Though ADAN is a lesbian-themed film, it is not the typical goody-two-shoes and coming-of-age love story but dark, bloody, and sexy.
At first glance, there is this Celso Ad Castillo-feel via the 1984 Virgin People, but it isn’t.
Yam Laranas, the writer and Roman Santillan Perez Jr., the director paints the dynamics of lesbian life and relationship via an erotic-thriller piece.
The two female leads may not possess the celebrity statuses, but their portrayals as two lesbians are effective and affective at the same time. Rhen Escaño is Ellen. Cindy Miranda is Marian. The two female stars play as friends who eventually fall for each other.
Between the two, Escaño stood out in terms of acting. Her subtleness as a confused and jealous lesbian is just perfect. She didn’t overdo it. Miranda managed to shine when she revealed herself naked.
When Ellen got into trouble, Marian rescued her friend. Together they ran away from the secret they both forged. Amid a forest, both chose to live a normal couple life.
But one day, their solitude was rocked by a piece of bad news. A secret haunts them. Despite Marian’s best efforts in cleaning up the mess, tEllen is too self-centered, and jealousy got the better of her.
That’s when the conflict began.
Adan has a simple plot, but its complexity lies in the two lesbians as captured by the lens of Perez. To some audience, the two characters may have been hyper-sexualized, but still done tastefully. The use of mussels (tahong) in a scene is a symbol of it as an aphrodisiac. Very witty and not intrusive. The fight scenes are equally engaging as the sex scenes.

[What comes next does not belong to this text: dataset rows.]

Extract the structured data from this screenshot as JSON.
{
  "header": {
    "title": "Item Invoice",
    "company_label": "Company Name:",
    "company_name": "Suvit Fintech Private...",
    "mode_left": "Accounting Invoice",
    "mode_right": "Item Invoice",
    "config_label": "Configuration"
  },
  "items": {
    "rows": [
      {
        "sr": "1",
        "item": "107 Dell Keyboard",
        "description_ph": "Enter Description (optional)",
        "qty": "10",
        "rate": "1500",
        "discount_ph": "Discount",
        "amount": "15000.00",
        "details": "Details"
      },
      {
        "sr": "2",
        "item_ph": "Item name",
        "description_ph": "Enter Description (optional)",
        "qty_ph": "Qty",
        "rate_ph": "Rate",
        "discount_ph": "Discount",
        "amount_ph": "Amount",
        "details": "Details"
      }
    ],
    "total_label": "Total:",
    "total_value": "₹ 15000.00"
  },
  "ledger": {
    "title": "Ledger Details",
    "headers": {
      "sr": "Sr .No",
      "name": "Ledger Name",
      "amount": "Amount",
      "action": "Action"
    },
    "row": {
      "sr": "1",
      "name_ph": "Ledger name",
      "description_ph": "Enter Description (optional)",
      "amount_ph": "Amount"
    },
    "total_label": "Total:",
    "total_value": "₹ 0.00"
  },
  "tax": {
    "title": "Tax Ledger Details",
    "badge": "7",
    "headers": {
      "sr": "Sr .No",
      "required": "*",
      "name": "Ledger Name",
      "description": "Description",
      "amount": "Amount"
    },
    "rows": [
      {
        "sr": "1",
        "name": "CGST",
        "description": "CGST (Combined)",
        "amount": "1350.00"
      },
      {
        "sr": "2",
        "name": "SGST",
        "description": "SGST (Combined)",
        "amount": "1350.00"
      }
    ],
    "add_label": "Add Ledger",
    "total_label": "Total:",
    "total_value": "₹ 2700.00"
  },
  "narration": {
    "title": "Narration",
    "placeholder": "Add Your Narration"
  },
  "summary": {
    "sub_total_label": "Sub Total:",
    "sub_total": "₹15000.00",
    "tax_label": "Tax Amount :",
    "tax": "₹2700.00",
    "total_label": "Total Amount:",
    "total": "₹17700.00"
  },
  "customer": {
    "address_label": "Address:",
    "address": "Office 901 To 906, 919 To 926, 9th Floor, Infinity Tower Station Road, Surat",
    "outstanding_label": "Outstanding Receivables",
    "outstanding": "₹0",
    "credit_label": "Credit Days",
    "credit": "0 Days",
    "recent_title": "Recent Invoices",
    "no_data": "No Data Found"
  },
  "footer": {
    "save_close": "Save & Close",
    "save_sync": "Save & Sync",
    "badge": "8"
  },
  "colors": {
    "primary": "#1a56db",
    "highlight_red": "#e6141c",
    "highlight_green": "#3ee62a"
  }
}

It defied some lesbian-themed films in the past, the likes of T-Bird at Ako, Rome and Juliet, Baka Bukas, and Billie and Emma Still showing in cinemas, catch it!